The time he spent in the hospitals hasn’t left him. “God, I saw a lot of pain”, he tells me. But it got him thinking – “what can I do to make sure other people don’t have to go through this stuff?”. He laughs for a second. “What a cliche, but all that stuff makes you feel the pain of others for once. The news doesn’t usually affect you. An attack in Syria, four families lost; it’s other people and you don’t understand the pain.”
“But that moment I got it. I clicked. I understood. It had happened to me. That was the moment where my life had two choices – I can forget about this all and try to be happy, or I can do something to ensure people don’t have to go through the pain my parents and I did.”
“You know no one, no culture, no language. You’re suffocated: what the hell is going on?”
Ahmad now raises the question of radicalisation. How do these kids end up doing stuff like this? How can they not understand what they make other people go through. Ahmad realised his mission: youth empowerment. “The best way to stop these children getting radicalised is to go around and speak to others about my story. If you gain the courage to speak to them, to get on their level, maybe they’ll finally understand. That was my job. It was something I had to do.” So he went around schools talking about his experience on that fateful day. “It’s about empowering other people to do this stuff too”.
An issue is that children in Peshawar and similar regions are illiterate – “they can easily get indoctrinated into becoming terrorists”. To that end, Ahmad set up his ‘Empowerment Project’. Syrian refugees had fled into Lebanon, and camps provided food and shelter but no education. Fundraising in the UK Ahmad managed to build a school near the Syrian border to give these children the learning they needed. He set up further provisions for the north-western regions of Pakistan, too: “it’s self-sustaining at this point. Three hundred kids and counting!”.
Back in the UK Ahmad got enlisted by the government to speak to schools and encourage counter-terrorism and antiradicalisation efforts, leading the ‘Action Counters Terrorism’ campaign. In 2015, less than a year after the attack, he was invited to the House of Lords to speak about his efforts. A few years ago he was given a Princess Diana legacy award for his impact speaking to schools across the nation.
“From the hospital bed to here, that was a moment of “I’ve come so far””
There are further, equally impressive awards and events Ahmad’s got – it’s a pretty stacked LinkedIn CV, it must be said – but he told me the peak was when he was personally invited by the President of Portugal, Marcelo Rebelo de Sousa, to deliver the keynote speech at the opening ceremony of the 2019 Estoril Conference. Meeting Nobel prize laureates and other public figures, it was a moment where Ahmad could, for once, look back on what he had accomplished. “From the hospital bed to here, that was a moment of “I’ve come so far””.

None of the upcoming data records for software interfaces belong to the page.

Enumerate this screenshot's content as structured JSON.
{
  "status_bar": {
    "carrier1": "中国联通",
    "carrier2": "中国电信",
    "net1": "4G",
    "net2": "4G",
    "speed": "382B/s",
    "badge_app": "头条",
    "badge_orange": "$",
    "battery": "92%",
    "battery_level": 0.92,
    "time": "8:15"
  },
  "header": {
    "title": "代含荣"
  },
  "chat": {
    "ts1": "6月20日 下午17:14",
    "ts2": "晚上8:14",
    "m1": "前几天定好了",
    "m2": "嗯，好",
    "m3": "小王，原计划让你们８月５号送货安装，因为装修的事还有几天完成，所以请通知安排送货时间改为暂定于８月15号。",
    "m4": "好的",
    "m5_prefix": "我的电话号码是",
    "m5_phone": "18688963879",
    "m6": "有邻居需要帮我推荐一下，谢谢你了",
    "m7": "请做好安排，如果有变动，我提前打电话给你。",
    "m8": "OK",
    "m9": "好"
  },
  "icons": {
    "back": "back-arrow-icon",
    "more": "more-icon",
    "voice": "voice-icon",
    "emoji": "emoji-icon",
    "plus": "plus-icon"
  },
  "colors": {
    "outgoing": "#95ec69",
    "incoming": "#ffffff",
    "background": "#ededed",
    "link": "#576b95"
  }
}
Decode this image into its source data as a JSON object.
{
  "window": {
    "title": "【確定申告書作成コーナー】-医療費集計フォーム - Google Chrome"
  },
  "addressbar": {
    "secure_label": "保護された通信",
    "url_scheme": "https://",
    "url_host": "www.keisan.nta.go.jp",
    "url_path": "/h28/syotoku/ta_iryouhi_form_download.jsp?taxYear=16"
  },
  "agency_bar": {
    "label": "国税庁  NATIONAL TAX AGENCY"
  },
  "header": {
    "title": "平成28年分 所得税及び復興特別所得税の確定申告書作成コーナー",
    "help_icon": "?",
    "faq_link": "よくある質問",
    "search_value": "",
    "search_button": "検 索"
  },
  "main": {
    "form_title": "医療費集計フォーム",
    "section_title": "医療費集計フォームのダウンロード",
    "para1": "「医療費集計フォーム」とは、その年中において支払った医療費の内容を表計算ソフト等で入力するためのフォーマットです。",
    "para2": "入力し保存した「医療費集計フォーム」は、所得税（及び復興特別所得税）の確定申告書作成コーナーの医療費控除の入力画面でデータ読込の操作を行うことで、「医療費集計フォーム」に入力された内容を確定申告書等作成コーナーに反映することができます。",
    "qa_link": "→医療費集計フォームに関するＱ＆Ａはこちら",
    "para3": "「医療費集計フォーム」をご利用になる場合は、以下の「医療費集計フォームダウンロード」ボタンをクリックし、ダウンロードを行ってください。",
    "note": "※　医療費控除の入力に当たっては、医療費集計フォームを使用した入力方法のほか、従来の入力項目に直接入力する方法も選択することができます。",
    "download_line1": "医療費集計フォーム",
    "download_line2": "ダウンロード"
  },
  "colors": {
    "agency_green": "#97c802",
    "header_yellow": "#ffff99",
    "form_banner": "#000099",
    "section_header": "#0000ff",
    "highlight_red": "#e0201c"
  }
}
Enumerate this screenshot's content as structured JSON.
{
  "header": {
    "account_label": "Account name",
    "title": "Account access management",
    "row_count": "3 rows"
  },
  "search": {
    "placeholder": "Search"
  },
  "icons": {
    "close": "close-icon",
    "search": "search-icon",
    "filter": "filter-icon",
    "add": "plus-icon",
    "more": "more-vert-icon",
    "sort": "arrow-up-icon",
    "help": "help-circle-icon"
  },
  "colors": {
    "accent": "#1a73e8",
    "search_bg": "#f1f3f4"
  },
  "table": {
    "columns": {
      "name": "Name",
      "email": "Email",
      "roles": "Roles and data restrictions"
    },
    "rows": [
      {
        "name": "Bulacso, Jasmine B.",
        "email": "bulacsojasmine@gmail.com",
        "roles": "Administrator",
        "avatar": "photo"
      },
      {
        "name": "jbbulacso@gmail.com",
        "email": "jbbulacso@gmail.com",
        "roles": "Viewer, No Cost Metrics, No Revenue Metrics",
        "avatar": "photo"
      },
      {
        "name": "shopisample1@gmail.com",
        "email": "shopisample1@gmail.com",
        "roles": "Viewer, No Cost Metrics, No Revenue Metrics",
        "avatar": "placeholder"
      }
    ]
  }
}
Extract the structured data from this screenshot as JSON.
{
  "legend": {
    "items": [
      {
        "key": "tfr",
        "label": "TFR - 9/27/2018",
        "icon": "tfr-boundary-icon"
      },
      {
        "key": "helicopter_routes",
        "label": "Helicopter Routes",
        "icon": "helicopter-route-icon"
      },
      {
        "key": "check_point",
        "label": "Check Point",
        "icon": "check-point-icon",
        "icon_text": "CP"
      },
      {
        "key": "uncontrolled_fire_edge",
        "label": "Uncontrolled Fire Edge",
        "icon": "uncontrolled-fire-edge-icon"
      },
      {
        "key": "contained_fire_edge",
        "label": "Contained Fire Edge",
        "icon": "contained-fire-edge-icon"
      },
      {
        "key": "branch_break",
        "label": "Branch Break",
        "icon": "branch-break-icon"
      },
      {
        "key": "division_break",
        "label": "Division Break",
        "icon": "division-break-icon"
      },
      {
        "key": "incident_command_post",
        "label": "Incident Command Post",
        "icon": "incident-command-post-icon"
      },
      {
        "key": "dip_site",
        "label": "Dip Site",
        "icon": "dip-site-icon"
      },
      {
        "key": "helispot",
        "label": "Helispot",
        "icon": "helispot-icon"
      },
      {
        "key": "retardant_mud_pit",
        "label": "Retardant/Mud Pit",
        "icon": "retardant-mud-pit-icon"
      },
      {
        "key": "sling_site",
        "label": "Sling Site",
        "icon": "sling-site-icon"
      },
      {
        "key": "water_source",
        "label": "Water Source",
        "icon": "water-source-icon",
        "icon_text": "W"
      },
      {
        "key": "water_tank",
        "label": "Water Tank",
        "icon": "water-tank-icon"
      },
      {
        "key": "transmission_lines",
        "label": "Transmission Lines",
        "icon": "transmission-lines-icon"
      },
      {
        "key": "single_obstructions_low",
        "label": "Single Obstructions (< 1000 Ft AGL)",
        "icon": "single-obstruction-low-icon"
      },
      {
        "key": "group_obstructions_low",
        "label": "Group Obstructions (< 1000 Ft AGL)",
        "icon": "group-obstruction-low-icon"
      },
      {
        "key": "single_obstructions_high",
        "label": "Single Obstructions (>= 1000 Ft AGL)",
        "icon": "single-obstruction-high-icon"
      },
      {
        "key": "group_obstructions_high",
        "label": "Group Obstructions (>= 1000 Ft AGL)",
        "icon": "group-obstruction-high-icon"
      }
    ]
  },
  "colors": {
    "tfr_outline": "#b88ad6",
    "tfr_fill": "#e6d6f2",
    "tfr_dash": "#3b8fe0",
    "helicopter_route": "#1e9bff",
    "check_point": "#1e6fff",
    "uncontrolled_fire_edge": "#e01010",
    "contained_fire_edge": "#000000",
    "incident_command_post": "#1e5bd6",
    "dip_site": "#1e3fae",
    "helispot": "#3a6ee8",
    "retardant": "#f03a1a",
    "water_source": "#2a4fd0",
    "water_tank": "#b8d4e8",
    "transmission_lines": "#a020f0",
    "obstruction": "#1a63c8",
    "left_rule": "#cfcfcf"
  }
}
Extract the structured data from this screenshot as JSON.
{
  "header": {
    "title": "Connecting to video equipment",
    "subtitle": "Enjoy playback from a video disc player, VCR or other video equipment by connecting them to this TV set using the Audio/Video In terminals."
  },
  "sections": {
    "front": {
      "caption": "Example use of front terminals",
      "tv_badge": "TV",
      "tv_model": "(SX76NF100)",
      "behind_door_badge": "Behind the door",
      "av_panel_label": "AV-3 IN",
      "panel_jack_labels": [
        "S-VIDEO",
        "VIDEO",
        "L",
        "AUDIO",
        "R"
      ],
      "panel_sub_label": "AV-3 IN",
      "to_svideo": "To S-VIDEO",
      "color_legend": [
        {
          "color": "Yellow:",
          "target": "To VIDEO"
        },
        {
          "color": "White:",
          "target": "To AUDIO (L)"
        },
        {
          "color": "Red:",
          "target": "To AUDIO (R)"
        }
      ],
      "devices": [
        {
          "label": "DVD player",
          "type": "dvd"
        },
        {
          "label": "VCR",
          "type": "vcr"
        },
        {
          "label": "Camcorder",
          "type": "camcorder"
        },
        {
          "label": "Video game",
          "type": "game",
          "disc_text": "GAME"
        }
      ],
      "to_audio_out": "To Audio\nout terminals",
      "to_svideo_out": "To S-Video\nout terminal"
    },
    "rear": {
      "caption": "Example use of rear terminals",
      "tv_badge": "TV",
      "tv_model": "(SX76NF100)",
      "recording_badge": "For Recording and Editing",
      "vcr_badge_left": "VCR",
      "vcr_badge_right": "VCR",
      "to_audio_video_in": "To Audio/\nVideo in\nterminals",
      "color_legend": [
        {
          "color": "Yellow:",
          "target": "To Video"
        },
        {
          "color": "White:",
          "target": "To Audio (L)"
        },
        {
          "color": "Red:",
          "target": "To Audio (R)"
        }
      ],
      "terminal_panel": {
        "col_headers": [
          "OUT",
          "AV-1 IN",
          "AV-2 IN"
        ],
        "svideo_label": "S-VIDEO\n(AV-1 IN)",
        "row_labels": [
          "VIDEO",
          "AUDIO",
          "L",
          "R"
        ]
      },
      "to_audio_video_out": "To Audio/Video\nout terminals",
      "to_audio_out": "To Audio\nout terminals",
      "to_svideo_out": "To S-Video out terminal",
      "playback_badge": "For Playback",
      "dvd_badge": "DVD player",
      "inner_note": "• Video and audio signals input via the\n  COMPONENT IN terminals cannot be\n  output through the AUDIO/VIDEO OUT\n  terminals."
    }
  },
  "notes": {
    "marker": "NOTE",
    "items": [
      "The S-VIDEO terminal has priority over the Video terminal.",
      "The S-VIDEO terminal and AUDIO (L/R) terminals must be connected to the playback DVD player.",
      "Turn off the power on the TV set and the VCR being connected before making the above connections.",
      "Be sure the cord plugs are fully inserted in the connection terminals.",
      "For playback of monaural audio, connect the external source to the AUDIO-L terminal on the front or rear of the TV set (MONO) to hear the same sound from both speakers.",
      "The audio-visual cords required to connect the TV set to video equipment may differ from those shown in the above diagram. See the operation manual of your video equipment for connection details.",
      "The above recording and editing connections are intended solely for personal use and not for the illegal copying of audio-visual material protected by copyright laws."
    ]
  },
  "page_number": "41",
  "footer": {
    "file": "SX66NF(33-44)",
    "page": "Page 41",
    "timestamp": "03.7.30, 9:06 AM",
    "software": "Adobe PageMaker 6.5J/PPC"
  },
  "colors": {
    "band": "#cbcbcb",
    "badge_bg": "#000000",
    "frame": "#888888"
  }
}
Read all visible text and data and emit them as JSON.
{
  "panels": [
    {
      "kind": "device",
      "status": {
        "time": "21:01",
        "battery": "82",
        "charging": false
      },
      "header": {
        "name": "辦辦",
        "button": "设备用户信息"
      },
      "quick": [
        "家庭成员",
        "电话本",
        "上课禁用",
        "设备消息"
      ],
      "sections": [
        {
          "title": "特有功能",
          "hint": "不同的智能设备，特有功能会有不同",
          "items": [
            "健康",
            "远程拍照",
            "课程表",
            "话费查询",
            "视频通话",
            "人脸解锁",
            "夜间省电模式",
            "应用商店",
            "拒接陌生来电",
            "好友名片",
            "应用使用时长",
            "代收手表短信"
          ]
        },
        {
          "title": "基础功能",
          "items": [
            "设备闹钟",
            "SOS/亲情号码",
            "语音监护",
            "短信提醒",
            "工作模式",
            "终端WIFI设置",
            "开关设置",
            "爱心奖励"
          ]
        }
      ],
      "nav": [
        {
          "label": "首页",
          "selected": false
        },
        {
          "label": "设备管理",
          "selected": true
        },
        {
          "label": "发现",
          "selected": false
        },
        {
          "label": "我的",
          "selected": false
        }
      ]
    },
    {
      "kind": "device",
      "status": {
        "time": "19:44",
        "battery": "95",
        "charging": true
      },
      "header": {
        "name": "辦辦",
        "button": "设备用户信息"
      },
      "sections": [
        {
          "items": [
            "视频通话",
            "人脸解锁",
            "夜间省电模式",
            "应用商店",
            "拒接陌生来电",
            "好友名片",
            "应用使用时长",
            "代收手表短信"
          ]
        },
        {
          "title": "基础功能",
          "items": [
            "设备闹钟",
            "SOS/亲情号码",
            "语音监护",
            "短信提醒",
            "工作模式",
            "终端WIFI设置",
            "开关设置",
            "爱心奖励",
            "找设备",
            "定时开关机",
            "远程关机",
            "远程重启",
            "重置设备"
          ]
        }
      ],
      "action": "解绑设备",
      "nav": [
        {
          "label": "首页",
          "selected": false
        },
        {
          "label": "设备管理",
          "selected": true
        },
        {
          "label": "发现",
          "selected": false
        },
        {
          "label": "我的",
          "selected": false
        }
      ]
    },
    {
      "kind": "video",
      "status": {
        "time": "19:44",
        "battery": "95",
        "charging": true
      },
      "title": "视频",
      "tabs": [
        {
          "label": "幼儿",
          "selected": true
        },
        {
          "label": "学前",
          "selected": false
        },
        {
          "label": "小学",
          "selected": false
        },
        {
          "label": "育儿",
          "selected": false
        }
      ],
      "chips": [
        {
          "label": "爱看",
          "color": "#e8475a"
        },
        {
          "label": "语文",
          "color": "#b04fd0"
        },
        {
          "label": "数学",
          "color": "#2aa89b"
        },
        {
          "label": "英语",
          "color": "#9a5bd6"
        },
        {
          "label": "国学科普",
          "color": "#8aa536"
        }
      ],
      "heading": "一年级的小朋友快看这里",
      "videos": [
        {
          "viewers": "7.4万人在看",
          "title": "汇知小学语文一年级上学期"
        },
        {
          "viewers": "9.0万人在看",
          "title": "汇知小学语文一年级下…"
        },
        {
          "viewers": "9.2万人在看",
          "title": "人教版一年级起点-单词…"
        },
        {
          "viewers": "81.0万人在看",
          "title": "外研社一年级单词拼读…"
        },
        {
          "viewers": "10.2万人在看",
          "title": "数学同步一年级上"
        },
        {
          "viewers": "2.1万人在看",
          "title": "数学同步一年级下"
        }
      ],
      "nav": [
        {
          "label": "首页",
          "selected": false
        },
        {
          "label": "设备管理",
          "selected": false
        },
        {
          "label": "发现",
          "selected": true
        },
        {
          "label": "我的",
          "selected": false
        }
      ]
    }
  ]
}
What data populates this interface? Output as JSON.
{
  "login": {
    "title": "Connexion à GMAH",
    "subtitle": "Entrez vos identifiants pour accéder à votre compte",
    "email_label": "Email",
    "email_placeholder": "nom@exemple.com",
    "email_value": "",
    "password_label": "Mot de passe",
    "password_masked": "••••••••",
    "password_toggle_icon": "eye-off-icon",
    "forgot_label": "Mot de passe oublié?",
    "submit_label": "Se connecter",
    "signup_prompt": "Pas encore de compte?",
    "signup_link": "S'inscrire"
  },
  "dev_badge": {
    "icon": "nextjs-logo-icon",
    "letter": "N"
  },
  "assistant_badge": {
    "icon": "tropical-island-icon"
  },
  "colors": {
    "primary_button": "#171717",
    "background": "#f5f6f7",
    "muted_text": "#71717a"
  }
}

It’s a inspiring rise in just five years, bouncing back from a terrorist attack that left him injured, his brother dead and his family shattered, to speaking to children and Nobel laureates alike about his experiences. Studying Philosophy and Theology at Lady Margaret Hall – the same college where Malala Yousafzai went – Ahmad’s intention on graduating is to go back to Pakistan and continue his work. “There’s always more change to enact, more people to empower. There’s a whole lot of living I have left to do”. Ahmad’s enthusiasm in spite of everything he’s been through is remarkable. He has to wrap up the call to go write a tutorial essay; even people like him have to write 2,000 words on quantitative easing by 5pm tomorrow.
“I hope my brother can look down and be proud of what I’ve achieved over the years. It’s all for him and my family”. The phone call ends, but Ahmad’s calls for change and youth empowerment continue.